- [WHAT TO WORK ON] Retrieve each line that contains the word "Classic" from the entries below.

** EXTRACTED DATA follows **

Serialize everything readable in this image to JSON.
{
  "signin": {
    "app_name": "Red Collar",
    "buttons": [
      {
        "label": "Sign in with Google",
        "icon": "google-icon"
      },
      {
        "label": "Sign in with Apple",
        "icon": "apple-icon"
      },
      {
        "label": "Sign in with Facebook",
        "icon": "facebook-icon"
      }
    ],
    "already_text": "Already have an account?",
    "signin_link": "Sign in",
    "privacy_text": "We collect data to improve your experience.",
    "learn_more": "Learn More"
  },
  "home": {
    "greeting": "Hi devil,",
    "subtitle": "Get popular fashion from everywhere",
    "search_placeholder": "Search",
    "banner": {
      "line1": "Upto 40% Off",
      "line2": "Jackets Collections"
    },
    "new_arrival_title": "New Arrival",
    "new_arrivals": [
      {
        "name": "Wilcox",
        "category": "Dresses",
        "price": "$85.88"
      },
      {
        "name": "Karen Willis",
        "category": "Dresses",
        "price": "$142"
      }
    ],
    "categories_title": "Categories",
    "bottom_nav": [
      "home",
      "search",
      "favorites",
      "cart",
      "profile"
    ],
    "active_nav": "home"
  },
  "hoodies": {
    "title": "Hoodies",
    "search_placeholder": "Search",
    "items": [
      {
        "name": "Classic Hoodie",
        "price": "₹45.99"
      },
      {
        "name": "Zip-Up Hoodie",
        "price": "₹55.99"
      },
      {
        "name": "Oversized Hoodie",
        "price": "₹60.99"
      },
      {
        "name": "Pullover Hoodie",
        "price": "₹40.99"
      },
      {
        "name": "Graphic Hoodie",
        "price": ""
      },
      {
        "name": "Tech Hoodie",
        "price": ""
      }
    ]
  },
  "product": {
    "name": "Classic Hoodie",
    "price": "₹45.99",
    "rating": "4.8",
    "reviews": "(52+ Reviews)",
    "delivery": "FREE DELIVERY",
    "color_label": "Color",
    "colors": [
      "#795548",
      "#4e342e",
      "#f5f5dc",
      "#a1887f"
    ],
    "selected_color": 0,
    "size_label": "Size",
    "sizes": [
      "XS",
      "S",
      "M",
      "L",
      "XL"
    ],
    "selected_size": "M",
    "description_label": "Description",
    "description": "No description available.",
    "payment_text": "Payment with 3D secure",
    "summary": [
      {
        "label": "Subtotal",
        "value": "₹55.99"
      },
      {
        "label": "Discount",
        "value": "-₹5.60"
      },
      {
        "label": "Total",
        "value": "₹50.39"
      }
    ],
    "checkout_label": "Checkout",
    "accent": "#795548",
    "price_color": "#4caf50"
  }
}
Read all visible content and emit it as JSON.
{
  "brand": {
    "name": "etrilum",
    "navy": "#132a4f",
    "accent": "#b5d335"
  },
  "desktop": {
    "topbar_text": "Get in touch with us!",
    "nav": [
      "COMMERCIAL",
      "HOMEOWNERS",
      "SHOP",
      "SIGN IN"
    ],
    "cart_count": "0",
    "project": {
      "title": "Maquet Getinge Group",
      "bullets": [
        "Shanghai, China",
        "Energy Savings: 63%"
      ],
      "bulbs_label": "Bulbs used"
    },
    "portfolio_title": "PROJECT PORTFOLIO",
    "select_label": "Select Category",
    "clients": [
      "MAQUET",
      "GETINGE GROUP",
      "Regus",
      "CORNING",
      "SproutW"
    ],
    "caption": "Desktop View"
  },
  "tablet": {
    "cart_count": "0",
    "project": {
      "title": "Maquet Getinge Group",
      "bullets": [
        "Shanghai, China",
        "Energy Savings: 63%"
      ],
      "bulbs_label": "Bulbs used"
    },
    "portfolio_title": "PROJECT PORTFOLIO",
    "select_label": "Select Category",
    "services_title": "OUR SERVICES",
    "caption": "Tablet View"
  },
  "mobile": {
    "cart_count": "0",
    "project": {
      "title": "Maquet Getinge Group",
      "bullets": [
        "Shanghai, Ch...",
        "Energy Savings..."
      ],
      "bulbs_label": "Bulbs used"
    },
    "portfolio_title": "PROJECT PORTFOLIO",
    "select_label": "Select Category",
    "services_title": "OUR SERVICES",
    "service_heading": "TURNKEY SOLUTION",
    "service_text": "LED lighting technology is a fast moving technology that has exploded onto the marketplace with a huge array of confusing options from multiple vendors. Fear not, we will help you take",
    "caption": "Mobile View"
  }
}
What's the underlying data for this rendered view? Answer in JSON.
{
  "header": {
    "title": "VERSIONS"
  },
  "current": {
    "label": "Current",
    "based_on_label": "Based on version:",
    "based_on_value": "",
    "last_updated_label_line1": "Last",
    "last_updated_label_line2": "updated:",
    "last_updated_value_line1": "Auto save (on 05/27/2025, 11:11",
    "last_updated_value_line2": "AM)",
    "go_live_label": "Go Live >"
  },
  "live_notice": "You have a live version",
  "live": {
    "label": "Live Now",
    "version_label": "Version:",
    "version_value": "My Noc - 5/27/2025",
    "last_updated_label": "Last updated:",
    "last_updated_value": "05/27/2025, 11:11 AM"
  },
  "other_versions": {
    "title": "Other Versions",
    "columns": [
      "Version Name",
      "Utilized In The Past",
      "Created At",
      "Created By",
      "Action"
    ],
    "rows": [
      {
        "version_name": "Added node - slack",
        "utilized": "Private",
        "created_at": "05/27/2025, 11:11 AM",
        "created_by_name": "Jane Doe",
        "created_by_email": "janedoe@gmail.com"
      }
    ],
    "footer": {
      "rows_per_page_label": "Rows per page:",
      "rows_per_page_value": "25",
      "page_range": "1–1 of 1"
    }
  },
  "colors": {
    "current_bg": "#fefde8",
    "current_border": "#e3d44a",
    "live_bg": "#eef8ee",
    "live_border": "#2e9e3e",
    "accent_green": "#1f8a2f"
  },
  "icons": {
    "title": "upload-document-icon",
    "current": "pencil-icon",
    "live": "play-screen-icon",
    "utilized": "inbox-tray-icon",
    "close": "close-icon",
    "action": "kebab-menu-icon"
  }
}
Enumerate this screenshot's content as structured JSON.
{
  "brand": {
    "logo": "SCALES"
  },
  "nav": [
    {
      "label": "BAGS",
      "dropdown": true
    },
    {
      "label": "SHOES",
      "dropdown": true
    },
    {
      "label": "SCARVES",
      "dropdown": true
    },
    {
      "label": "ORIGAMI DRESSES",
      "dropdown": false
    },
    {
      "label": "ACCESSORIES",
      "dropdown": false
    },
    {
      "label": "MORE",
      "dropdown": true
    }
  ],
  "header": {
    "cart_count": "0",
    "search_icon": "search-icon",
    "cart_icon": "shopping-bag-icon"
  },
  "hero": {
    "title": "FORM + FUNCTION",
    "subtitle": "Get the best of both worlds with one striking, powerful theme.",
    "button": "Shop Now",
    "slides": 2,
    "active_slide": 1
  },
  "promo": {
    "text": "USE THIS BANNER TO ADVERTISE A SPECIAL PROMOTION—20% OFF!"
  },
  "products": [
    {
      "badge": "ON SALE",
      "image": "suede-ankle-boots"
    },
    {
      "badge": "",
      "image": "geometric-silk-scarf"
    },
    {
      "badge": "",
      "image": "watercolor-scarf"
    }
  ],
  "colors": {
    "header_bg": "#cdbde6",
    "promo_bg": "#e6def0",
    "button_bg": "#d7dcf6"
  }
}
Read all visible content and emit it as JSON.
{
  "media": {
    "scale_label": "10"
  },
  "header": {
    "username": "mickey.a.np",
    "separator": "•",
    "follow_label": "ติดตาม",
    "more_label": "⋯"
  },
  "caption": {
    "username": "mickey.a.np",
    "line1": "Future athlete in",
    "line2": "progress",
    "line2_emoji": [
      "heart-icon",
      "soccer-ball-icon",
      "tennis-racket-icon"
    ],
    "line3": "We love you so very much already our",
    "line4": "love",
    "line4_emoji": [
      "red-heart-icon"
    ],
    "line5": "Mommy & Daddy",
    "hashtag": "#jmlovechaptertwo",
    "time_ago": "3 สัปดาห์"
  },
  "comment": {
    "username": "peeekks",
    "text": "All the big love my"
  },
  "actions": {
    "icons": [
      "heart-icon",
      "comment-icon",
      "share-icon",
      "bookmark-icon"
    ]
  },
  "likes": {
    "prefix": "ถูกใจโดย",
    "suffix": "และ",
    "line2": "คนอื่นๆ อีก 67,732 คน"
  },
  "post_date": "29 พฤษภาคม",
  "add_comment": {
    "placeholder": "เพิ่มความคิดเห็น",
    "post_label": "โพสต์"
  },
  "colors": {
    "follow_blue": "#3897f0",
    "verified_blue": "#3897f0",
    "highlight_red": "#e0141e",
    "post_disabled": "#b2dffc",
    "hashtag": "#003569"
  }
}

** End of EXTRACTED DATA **

- [RESULT]
        "name": "Classic Hoodie",
    "name": "Classic Hoodie",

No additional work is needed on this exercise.